== Segment start ==

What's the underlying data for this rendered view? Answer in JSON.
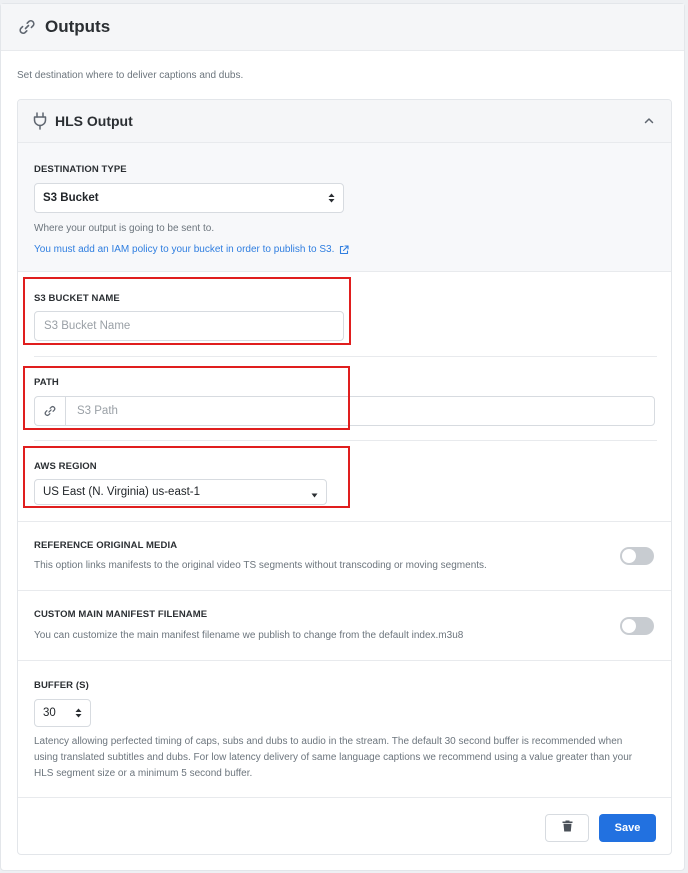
{
  "card": {
    "title": "Outputs",
    "description": "Set destination where to deliver captions and dubs."
  },
  "panel": {
    "title": "HLS Output"
  },
  "destination": {
    "label": "DESTINATION TYPE",
    "selected": "S3 Bucket",
    "help": "Where your output is going to be sent to.",
    "iam_link": "You must add an IAM policy to your bucket in order to publish to S3."
  },
  "bucket": {
    "label": "S3 BUCKET NAME",
    "placeholder": "S3 Bucket Name"
  },
  "path": {
    "label": "PATH",
    "placeholder": "S3 Path"
  },
  "region": {
    "label": "AWS REGION",
    "selected": "US East (N. Virginia) us-east-1"
  },
  "reference": {
    "label": "REFERENCE ORIGINAL MEDIA",
    "help": "This option links manifests to the original video TS segments without transcoding or moving segments.",
    "enabled": false
  },
  "manifest": {
    "label": "CUSTOM MAIN MANIFEST FILENAME",
    "help": "You can customize the main manifest filename we publish to change from the default index.m3u8",
    "enabled": false
  },
  "buffer": {
    "label": "BUFFER (S)",
    "selected": "30",
    "help": "Latency allowing perfected timing of caps, subs and dubs to audio in the stream. The default 30 second buffer is recommended when using translated subtitles and dubs. For low latency delivery of same language captions we recommend using a value greater than your HLS segment size or a minimum 5 second buffer."
  },
  "actions": {
    "save_label": "Save"
  },
  "colors": {
    "accent": "#2271e0",
    "link": "#2f7ee0",
    "highlight": "#e01e1e"
  },
  "icons": {
    "header": "link-icon",
    "panel": "plug-icon",
    "collapse": "chevron-up-icon",
    "external": "external-link-icon",
    "path_prefix": "link-icon",
    "delete": "trash-icon"
  }
}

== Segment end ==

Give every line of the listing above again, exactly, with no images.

What's the underlying data for this rendered view? Answer in JSON.
{
  "card": {
    "title": "Outputs",
    "description": "Set destination where to deliver captions and dubs."
  },
  "panel": {
    "title": "HLS Output"
  },
  "destination": {
    "label": "DESTINATION TYPE",
    "selected": "S3 Bucket",
    "help": "Where your output is going to be sent to.",
    "iam_link": "You must add an IAM policy to your bucket in order to publish to S3."
  },
  "bucket": {
    "label": "S3 BUCKET NAME",
    "placeholder": "S3 Bucket Name"
  },
  "path": {
    "label": "PATH",
    "placeholder": "S3 Path"
  },
  "region": {
    "label": "AWS REGION",
    "selected": "US East (N. Virginia) us-east-1"
  },
  "reference": {
    "label": "REFERENCE ORIGINAL MEDIA",
    "help": "This option links manifests to the original video TS segments without transcoding or moving segments.",
    "enabled": false
  },
  "manifest": {
    "label": "CUSTOM MAIN MANIFEST FILENAME",
    "help": "You can customize the main manifest filename we publish to change from the default index.m3u8",
    "enabled": false
  },
  "buffer": {
    "label": "BUFFER (S)",
    "selected": "30",
    "help": "Latency allowing perfected timing of caps, subs and dubs to audio in the stream. The default 30 second buffer is recommended when using translated subtitles and dubs. For low latency delivery of same language captions we recommend using a value greater than your HLS segment size or a minimum 5 second buffer."
  },
  "actions": {
    "save_label": "Save"
  },
  "colors": {
    "accent": "#2271e0",
    "link": "#2f7ee0",
    "highlight": "#e01e1e"
  },
  "icons": {
    "header": "link-icon",
    "panel": "plug-icon",
    "collapse": "chevron-up-icon",
    "external": "external-link-icon",
    "path_prefix": "link-icon",
    "delete": "trash-icon"
  }
}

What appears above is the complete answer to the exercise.